As part of your diagnosis, your ophthalmologist will need to photograph your retinas.
As well as confirming the diagnosis, the images will prove useful in planning your treatment. There are several different ways of taking pictures of the retina.
A fundus camera is a special camera used to take photographs of the inside of your eye. It can capture high resolution colour images of your macula.
Angiography ('the dye test') is an examination that creates detailed images of your blood vessels and the bloodflow inside them. A special dye is injected into your blood vessels and pictures are taken that show any abnormalities inside them.
The procedure is useful for various retinal conditions including macular degeneration, diabetic retinopathy and retinal vein thrombosis.
Your ophthalmologist will inject a special dye called fluorescein into a vein in your arm. The dye will move through your blood vessels into your retina. They will take a series of pictures using a special camera.
These images will allow your ophthalmologist to confirm diagnosis and plan treatment.
The technique used for indocyanine green (ICG) angiography is the same as for fluorescein angiography, but the dye is different. ICG dye can highlight slightly different problems in your eyes.
Optical coherence tomography (OCT) uses special rays of light to scan your retina and produce an image of it. This can provide detailed information about your macula. For example, it will tell your ophthalmologist whether your macula is thickened or abnormal, and whether any fluid has leaked into the retina.
There are two high quality spectral domain OCT scanners available at our facility:
The Topcon 3D OCT-2000 incorporates a high resolution fundus camera and
the Spectralis OCT integrated with scanning laser ophthalmoscopy and blue laser autofluorescence.

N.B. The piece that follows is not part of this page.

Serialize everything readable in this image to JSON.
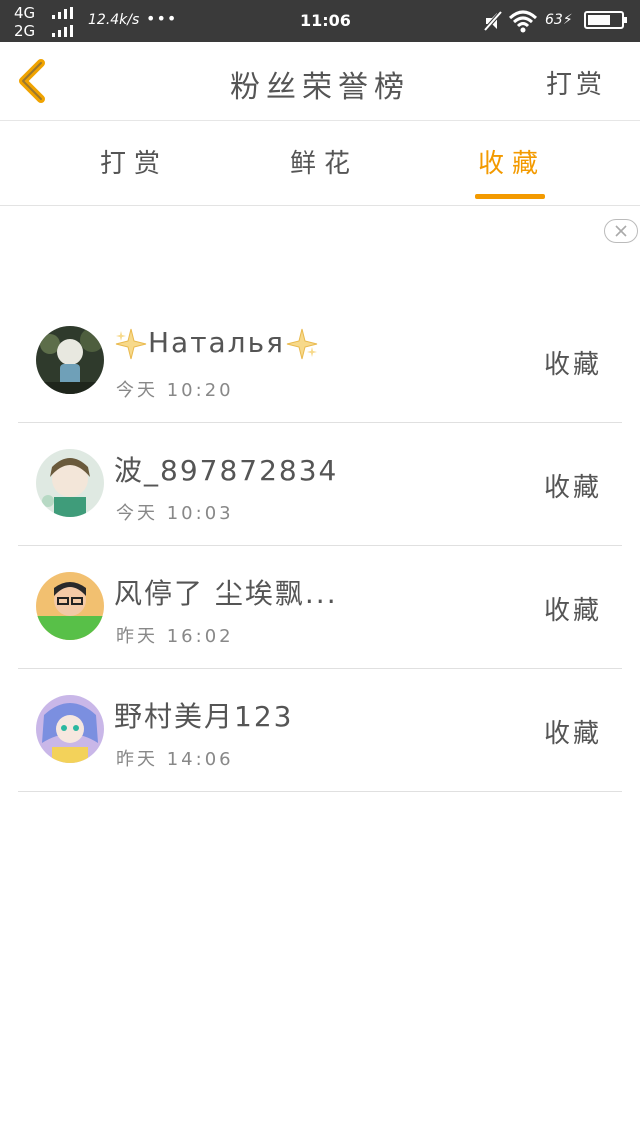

Both scanners provide detailed images of the structure of the various layers of the macula and the spectralis additionally gives information about function through autofluorescence (AF)